• [DATA PROVIDED]
-----

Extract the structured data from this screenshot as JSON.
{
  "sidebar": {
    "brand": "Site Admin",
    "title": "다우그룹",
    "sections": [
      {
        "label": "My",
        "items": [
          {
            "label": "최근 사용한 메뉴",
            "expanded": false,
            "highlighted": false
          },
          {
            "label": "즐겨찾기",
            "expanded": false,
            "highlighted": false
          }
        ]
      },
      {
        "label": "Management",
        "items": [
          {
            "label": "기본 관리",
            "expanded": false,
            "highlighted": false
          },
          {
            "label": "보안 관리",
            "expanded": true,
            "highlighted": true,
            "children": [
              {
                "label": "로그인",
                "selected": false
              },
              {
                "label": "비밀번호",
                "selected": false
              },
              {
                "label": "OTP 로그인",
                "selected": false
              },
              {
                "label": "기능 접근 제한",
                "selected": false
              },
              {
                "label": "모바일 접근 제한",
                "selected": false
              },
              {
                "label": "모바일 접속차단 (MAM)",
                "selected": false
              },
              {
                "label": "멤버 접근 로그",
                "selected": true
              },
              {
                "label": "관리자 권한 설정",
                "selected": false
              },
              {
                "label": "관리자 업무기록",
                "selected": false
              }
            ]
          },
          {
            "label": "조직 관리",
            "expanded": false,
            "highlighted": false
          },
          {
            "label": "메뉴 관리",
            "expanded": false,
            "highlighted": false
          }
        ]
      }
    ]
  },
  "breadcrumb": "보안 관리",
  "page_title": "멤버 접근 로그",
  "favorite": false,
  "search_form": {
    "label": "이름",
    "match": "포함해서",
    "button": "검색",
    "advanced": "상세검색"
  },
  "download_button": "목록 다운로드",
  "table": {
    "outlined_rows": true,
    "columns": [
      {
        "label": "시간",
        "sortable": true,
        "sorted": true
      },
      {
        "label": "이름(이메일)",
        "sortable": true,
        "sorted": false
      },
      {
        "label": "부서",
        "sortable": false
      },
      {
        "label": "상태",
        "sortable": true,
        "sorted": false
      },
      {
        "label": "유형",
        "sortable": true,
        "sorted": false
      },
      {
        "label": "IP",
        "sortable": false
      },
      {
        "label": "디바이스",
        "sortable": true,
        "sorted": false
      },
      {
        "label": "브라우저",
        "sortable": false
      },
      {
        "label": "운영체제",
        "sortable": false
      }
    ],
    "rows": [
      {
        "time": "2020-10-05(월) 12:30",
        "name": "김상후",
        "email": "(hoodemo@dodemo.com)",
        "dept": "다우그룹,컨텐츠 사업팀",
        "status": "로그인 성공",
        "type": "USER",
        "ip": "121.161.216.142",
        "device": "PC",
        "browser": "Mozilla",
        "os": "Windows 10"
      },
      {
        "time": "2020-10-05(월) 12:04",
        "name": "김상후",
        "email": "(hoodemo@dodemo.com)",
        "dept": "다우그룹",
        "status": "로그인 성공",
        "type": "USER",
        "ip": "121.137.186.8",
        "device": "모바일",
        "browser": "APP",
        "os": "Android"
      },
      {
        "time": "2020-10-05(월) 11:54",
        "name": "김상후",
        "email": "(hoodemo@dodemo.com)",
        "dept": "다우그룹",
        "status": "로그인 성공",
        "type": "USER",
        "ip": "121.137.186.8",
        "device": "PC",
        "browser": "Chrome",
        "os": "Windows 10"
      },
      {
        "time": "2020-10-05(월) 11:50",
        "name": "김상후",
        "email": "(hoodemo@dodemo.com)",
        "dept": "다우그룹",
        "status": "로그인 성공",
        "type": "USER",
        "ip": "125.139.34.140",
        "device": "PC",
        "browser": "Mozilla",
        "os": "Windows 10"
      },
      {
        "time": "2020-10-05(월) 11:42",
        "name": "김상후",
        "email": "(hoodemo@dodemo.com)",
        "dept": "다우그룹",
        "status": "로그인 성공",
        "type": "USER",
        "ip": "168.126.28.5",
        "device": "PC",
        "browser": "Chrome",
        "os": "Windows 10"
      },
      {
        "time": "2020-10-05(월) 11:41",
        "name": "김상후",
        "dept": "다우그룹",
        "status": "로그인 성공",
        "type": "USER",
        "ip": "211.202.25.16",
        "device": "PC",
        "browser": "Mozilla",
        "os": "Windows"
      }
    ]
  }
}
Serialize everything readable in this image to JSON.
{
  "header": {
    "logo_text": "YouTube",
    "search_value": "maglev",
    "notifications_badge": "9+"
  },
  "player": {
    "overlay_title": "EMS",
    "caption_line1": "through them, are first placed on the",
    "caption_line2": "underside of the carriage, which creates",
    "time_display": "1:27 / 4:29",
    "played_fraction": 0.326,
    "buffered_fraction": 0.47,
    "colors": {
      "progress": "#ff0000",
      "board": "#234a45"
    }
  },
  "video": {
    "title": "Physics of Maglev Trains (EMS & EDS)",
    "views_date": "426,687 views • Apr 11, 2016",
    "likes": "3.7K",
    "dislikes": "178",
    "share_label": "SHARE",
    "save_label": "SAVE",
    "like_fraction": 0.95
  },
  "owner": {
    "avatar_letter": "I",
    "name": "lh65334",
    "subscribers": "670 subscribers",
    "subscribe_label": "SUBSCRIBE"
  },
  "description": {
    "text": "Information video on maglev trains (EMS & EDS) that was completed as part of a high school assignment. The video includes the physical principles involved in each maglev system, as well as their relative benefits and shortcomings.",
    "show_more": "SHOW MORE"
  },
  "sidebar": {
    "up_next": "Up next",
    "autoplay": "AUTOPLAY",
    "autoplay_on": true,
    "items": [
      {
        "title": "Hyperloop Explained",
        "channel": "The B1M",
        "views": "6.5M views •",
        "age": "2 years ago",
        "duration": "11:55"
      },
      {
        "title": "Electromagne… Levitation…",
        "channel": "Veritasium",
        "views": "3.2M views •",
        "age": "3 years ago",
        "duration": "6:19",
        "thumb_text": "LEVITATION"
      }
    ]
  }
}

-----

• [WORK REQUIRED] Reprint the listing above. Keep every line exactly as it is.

• [OUTPUT BELOW]
Extract the structured data from this screenshot as JSON.
{
  "sidebar": {
    "brand": "Site Admin",
    "title": "다우그룹",
    "sections": [
      {
        "label": "My",
        "items": [
          {
            "label": "최근 사용한 메뉴",
            "expanded": false,
            "highlighted": false
          },
          {
            "label": "즐겨찾기",
            "expanded": false,
            "highlighted": false
          }
        ]
      },
      {
        "label": "Management",
        "items": [
          {
            "label": "기본 관리",
            "expanded": false,
            "highlighted": false
          },
          {
            "label": "보안 관리",
            "expanded": true,
            "highlighted": true,
            "children": [
              {
                "label": "로그인",
                "selected": false
              },
              {
                "label": "비밀번호",
                "selected": false
              },
              {
                "label": "OTP 로그인",
                "selected": false
              },
              {
                "label": "기능 접근 제한",
                "selected": false
              },
              {
                "label": "모바일 접근 제한",
                "selected": false
              },
              {
                "label": "모바일 접속차단 (MAM)",
                "selected": false
              },
              {
                "label": "멤버 접근 로그",
                "selected": true
              },
              {
                "label": "관리자 권한 설정",
                "selected": false
              },
              {
                "label": "관리자 업무기록",
                "selected": false
              }
            ]
          },
          {
            "label": "조직 관리",
            "expanded": false,
            "highlighted": false
          },
          {
            "label": "메뉴 관리",
            "expanded": false,
            "highlighted": false
          }
        ]
      }
    ]
  },
  "breadcrumb": "보안 관리",
  "page_title": "멤버 접근 로그",
  "favorite": false,
  "search_form": {
    "label": "이름",
    "match": "포함해서",
    "button": "검색",
    "advanced": "상세검색"
  },
  "download_button": "목록 다운로드",
  "table": {
    "outlined_rows": true,
    "columns": [
      {
        "label": "시간",
        "sortable": true,
        "sorted": true
      },
      {
        "label": "이름(이메일)",
        "sortable": true,
        "sorted": false
      },
      {
        "label": "부서",
        "sortable": false
      },
      {
        "label": "상태",
        "sortable": true,
        "sorted": false
      },
      {
        "label": "유형",
        "sortable": true,
        "sorted": false
      },
      {
        "label": "IP",
        "sortable": false
      },
      {
        "label": "디바이스",
        "sortable": true,
        "sorted": false
      },
      {
        "label": "브라우저",
        "sortable": false
      },
      {
        "label": "운영체제",
        "sortable": false
      }
    ],
    "rows": [
      {
        "time": "2020-10-05(월) 12:30",
        "name": "김상후",
        "email": "(hoodemo@dodemo.com)",
        "dept": "다우그룹,컨텐츠 사업팀",
        "status": "로그인 성공",
        "type": "USER",
        "ip": "121.161.216.142",
        "device": "PC",
        "browser": "Mozilla",
        "os": "Windows 10"
      },
      {
        "time": "2020-10-05(월) 12:04",
        "name": "김상후",
        "email": "(hoodemo@dodemo.com)",
        "dept": "다우그룹",
        "status": "로그인 성공",
        "type": "USER",
        "ip": "121.137.186.8",
        "device": "모바일",
        "browser": "APP",
        "os": "Android"
      },
      {
        "time": "2020-10-05(월) 11:54",
        "name": "김상후",
        "email": "(hoodemo@dodemo.com)",
        "dept": "다우그룹",
        "status": "로그인 성공",
        "type": "USER",
        "ip": "121.137.186.8",
        "device": "PC",
        "browser": "Chrome",
        "os": "Windows 10"
      },
      {
        "time": "2020-10-05(월) 11:50",
        "name": "김상후",
        "email": "(hoodemo@dodemo.com)",
        "dept": "다우그룹",
        "status": "로그인 성공",
        "type": "USER",
        "ip": "125.139.34.140",
        "device": "PC",
        "browser": "Mozilla",
        "os": "Windows 10"
      },
      {
        "time": "2020-10-05(월) 11:42",
        "name": "김상후",
        "email": "(hoodemo@dodemo.com)",
        "dept": "다우그룹",
        "status": "로그인 성공",
        "type": "USER",
        "ip": "168.126.28.5",
        "device": "PC",
        "browser": "Chrome",
        "os": "Windows 10"
      },
      {
        "time": "2020-10-05(월) 11:41",
        "name": "김상후",
        "dept": "다우그룹",
        "status": "로그인 성공",
        "type": "USER",
        "ip": "211.202.25.16",
        "device": "PC",
        "browser": "Mozilla",
        "os": "Windows"
      }
    ]
  }
}
Serialize everything readable in this image to JSON.
{
  "header": {
    "logo_text": "YouTube",
    "search_value": "maglev",
    "notifications_badge": "9+"
  },
  "player": {
    "overlay_title": "EMS",
    "caption_line1": "through them, are first placed on the",
    "caption_line2": "underside of the carriage, which creates",
    "time_display": "1:27 / 4:29",
    "played_fraction": 0.326,
    "buffered_fraction": 0.47,
    "colors": {
      "progress": "#ff0000",
      "board": "#234a45"
    }
  },
  "video": {
    "title": "Physics of Maglev Trains (EMS & EDS)",
    "views_date": "426,687 views • Apr 11, 2016",
    "likes": "3.7K",
    "dislikes": "178",
    "share_label": "SHARE",
    "save_label": "SAVE",
    "like_fraction": 0.95
  },
  "owner": {
    "avatar_letter": "I",
    "name": "lh65334",
    "subscribers": "670 subscribers",
    "subscribe_label": "SUBSCRIBE"
  },
  "description": {
    "text": "Information video on maglev trains (EMS & EDS) that was completed as part of a high school assignment. The video includes the physical principles involved in each maglev system, as well as their relative benefits and shortcomings.",
    "show_more": "SHOW MORE"
  },
  "sidebar": {
    "up_next": "Up next",
    "autoplay": "AUTOPLAY",
    "autoplay_on": true,
    "items": [
      {
        "title": "Hyperloop Explained",
        "channel": "The B1M",
        "views": "6.5M views •",
        "age": "2 years ago",
        "duration": "11:55"
      },
      {
        "title": "Electromagne… Levitation…",
        "channel": "Veritasium",
        "views": "3.2M views •",
        "age": "3 years ago",
        "duration": "6:19",
        "thumb_text": "LEVITATION"
      }
    ]
  }
}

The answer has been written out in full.